Final report of the first funding period 2013 - 2015
Prof. Dr. Glass (LMU München): "Mesenchymal stem cells modulate the Glioma progression"
Mesenchymal stem cells have been identified in previous studies by us and others as part of the GBM-stroma. The tumor stroma has in the past decade gained more and more attention and a whole range of GBM-interacting were characterized showing a virtually "organ-like" structure of these tumors.

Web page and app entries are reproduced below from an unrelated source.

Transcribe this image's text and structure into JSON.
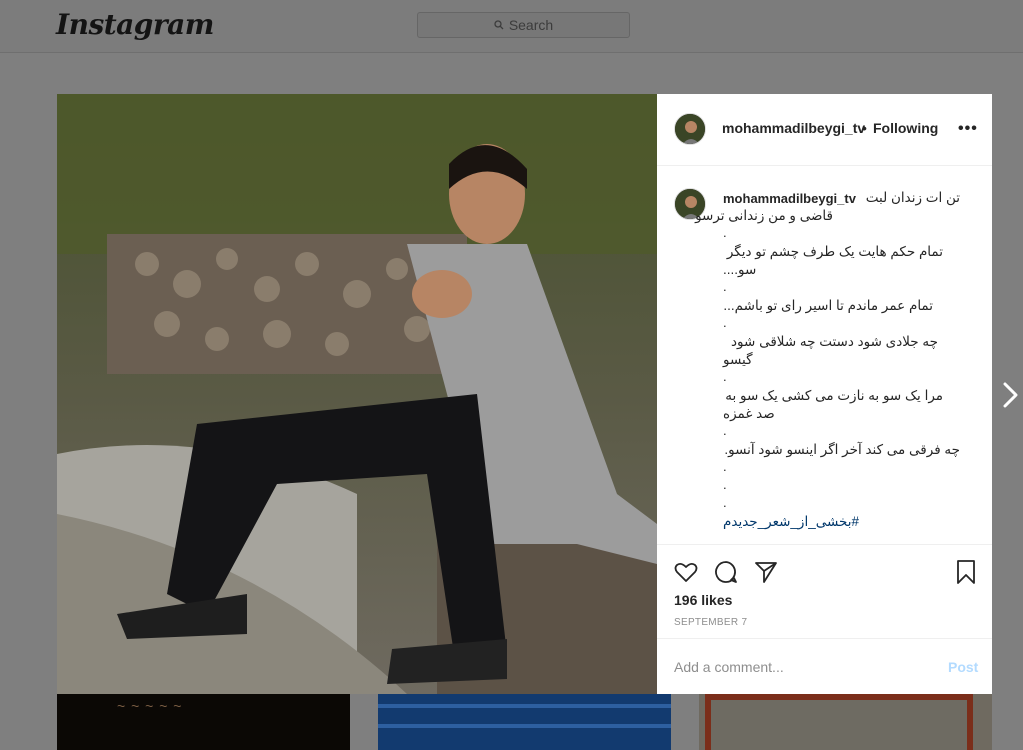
{
  "topbar": {
    "logo_text": "Instagram",
    "search_placeholder": "Search"
  },
  "post": {
    "username": "mohammadilbeygi_tv",
    "separator": "•",
    "follow_status": "Following",
    "more_label": "•••",
    "caption": {
      "username": "mohammadilbeygi_tv",
      "lines": [
        "تن ات زندان لبت",
        "قاضی و من زندانی ترسو",
        ".",
        "تمام حکم هایت یک طرف چشم تو دیگر",
        "سو....",
        ".",
        "تمام عمر ماندم تا اسیر رای تو باشم...",
        ".",
        "چه جلادی شود دستت چه شلاقی شود",
        "گیسو",
        ".",
        "مرا یک سو به نازت می کشی یک سو به",
        "صد غمزه",
        ".",
        "چه فرقی می کند آخر اگر اینسو شود آنسو.",
        ".",
        ".",
        "."
      ],
      "hashtag": "#بخشی_از_شعر_جدیدم"
    },
    "likes": "196 likes",
    "date": "SEPTEMBER 7",
    "comment_placeholder": "Add a comment...",
    "post_label": "Post"
  },
  "icons": {
    "like": "heart-icon",
    "comment": "comment-icon",
    "share": "share-icon",
    "save": "bookmark-icon",
    "next": "chevron-right-icon",
    "search": "search-icon"
  },
  "colors": {
    "overlay_bg": "#7f7f7f",
    "link": "#00376b",
    "post_button": "#b3dbff",
    "meta_text": "#8e8e8e"
  }
}
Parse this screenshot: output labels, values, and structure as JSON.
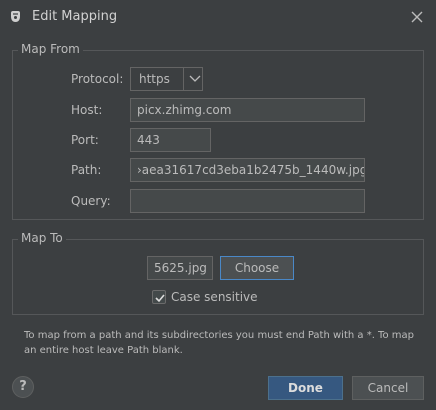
{
  "window": {
    "title": "Edit Mapping",
    "app_icon": "charles-app-icon",
    "close_icon": "close-icon"
  },
  "map_from": {
    "legend": "Map From",
    "protocol_label": "Protocol:",
    "protocol_value": "https",
    "host_label": "Host:",
    "host_value": "picx.zhimg.com",
    "port_label": "Port:",
    "port_value": "443",
    "path_label": "Path:",
    "path_value": "›aea31617cd3eba1b2475b_1440w.jpg",
    "query_label": "Query:",
    "query_value": ""
  },
  "map_to": {
    "legend": "Map To",
    "file_value": "5625.jpg",
    "choose_label": "Choose",
    "case_sensitive_label": "Case sensitive",
    "case_sensitive_checked": true
  },
  "help_text": "To map from a path and its subdirectories you must end Path with a *. To map an entire host leave Path blank.",
  "buttons": {
    "help": "?",
    "done": "Done",
    "cancel": "Cancel"
  }
}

Crosstalk between tumor cells and tumor-associated non-neoplastic cells has significant influence on the resistance to treatment, expansion and invasiveness of GBM. In our current basic-science research project on the interaction of healthy brain cells (parenchymal cell) with GBM a series of in vitro experiments has demonstrated a pathological role of tumor-associated mesenchymal stem cells.
Under physiological conditions mesenchymal stem cells e.g. contribute to the coordination of immune- and regenerative-responses in peripheral organs in. The role of mesenchymal stem cells in the brain, however, is largely unknown. Our data on cultured mesenchymal stem cells and GBM cells showed that the mesenchymal stem cells release soluble factors as well as membranous vesicles (microvesicles) and thereby induce distinct physiological responses in glioblastoma cells. The soluble factors affect the viability of GBM cells and support tumor cell expansion especially under stringent (serum-free) culture-conditions. The microvesicles from the mesenchymal stem cells carry messengers such as mRNA, which lead to altered gene expression in cells taking up these vesicles. By means of this vesicle-based signal transduction the mesenchymal stem cells impact on the differentiation-state and the adhesiveness of GBM cells. To elucidate the molecular basis of these two signaling pathways (mediated by soluble factors and microvesicles from mesenchymal stem cells) we have collected gene expression profiles of GBM cells after stimulation with the respective components from the cell culture medium of mesenchymal stem cells. We identified a number of genes and epigenetic modulators in glioblastoma cells and in mesenchymal stem cell-derived microvesicles that can explain the pathological effects of mesenchymal stem cell and GBM interactions. These newly-identified candidate genes were directly manipulated (using molecular biology techniques) and proved to be responsible for distinct tumor traits in GBM. Through these experiments, we now have a much clearer picture of the molecular basis of the tumor-modulating properties of mesenchymal stem cells and commence to generate strategies for pharmacological inhibition of pro-tumorigenic properties of mesenchymal stem cells in brain tumors. All in all, our in vitro studies lay the foundations for new mesenchymal stem cell-targeting adjuvant therapies in glioblastomas. With our current funding by the Anni-Hofmann Foundation we have the opportunity to extent our studies to in vivo models and to define new treatments against the pro-tumorigenic mesenchymal stem cells in GBM.